2. While meat is browning, stir together the ketchup, water, juice of half a lemon, vinegar, brown sugar and dry mustard.
3. When meat is cooked, add sauce and stir until combined.
4. Simmer on medium-low for about 30 minutes until the sauce thickens.
5. Serve on buns with a slice of cheese if desired.
Wednesday, June 1, 2011
Recently I found myself in a berry-buying frenzy. They were so delicious and fresh and summery I wound up coming home with more berries than I knew what to do with. There was a tub of Cool Whip thawed in the fridge that I needed to use up and so this handy little dessert was born. My son loved it so much he had some after dinner, before bed and again for breakfast the next day!
1 loaf angel food cake, store bought or homemade
1 tub Cool Whip, thawed
1 cup blueberries
1 cup raspberries
1 cup sliced strawberries
1/4 granulated sugar
Place rinsed and sliced berries in a bowl. Cover with sugar, about 1/4 cup, and stir. Set aside to become juicy.
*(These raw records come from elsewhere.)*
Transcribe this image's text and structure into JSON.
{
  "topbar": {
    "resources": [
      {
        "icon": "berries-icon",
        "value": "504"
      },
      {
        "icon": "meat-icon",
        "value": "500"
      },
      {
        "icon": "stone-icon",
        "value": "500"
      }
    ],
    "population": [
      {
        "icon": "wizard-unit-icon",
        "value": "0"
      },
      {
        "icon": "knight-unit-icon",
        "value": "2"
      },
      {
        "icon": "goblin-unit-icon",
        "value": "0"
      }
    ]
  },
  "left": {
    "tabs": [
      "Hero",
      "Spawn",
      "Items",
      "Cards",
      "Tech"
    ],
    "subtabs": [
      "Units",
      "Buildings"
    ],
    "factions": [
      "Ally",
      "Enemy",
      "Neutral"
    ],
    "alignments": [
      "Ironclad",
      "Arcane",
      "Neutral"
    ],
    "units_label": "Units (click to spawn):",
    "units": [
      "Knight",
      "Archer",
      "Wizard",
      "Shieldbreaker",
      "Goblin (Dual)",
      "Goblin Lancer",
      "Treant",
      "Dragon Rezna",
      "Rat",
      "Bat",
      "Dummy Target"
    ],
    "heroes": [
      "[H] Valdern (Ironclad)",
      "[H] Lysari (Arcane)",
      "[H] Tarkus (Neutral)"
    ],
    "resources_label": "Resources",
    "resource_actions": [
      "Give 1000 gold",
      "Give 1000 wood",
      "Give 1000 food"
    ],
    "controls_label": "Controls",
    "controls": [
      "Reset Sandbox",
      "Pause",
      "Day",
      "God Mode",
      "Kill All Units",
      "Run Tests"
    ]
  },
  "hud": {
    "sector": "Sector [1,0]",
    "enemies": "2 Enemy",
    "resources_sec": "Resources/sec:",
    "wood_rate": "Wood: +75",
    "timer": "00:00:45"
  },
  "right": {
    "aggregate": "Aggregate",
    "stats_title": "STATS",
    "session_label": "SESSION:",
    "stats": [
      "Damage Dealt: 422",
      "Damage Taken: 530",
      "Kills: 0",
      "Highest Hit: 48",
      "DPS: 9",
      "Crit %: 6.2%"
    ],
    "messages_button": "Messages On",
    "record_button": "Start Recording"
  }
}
Cube cake. Stir cool whip to lighten. Begin layering with cake, then berries and their juice, then a layer of Cool Whip. Continue until ingredients are gone. Cover with plastic wrap and store in fridge overnight.
Serve with a fresh sprig of mint on top.